The Lighthouse is the second feature from acclaimed indie horror filmmaker Robert Eggers. Eggers first gained notoriety for 2015’s The Witch, a period-perfect film centered around a banished family of 17th Century New England settlers trying to survive in the wilderness whilst under a looming supernatural threat. With just two films, Eggers has already established himself an auteur of period dramas centering around isolated characters dealing with forces of other-worldly horror– and there’s always a demonic animal thrown in for good measure!
Set on New England’s coast in the 1890s, Eggers has described The Lighthouse as a film about two men trapped inside a giant phallus. The movie explores the lust, loneliness, and carnal urges of men cut off from society and slowly driven mad by what they can’t have. Willem Dafoe stars as Thomas Wake an unhinged Captain Ahab-esque sailor who finds more comfort in the sea and his lighthouse than with any real person.

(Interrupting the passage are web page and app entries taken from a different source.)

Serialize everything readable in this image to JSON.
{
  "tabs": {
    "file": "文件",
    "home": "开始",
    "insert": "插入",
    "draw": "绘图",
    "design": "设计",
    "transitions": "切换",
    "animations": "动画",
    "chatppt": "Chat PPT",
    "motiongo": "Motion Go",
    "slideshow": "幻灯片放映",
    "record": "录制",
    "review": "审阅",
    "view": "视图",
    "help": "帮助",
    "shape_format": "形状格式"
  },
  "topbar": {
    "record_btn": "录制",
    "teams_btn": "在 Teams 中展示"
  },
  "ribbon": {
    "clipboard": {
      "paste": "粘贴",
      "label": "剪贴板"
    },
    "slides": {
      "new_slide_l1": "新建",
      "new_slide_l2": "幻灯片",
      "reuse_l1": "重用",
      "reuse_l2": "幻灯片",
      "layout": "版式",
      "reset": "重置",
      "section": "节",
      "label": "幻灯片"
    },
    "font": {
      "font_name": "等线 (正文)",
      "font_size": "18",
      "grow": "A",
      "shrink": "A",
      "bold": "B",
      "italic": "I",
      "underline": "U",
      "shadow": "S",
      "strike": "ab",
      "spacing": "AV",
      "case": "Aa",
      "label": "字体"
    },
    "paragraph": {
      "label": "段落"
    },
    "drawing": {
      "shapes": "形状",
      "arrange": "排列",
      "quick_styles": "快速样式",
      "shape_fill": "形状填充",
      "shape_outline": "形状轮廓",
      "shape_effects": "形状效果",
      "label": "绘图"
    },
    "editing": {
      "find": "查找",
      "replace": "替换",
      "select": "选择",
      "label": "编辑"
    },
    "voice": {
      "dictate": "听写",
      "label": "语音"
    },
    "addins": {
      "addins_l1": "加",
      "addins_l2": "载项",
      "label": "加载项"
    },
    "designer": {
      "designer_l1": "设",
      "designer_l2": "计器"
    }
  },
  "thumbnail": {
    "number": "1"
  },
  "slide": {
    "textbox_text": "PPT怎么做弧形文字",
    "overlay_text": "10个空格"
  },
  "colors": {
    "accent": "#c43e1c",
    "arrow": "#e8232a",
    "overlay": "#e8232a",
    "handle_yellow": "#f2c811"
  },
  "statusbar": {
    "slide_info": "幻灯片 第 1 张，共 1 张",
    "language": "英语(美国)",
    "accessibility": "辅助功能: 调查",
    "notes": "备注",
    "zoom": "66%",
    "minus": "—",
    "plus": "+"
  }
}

Robert Pattinson enters as Ephraim Winslow, a young “wickie” (a title derived from the trimming of the actual lighthouse wick) sent to assist Wake. Winslow keeps to himself at first and appears shrouded in mystery. Both men seem to be holding secrets… And once “the beans” are spilled, the seagull shit really hits the fan.
The Lighthouse was shot on black & white 35mm film leaving nearly every image so symmetrical and aesthetically pleasing that it could be framed and placed in a gallery. Meanwhile, Mark Korven’s score utilizes an array of horns and odd tones to continually amp up the foreboding and claustrophobia. Eggers again writes in a period-accurate dialect which does take some getting used to. The expressive and exaggerative character monologues often sound like something straight out of Shakespeare, but The Lighthouse was a viewing experience unlike any other I’ve had this year. If you have the opportunity, I can’t urge you enough to see this movie on the big screen.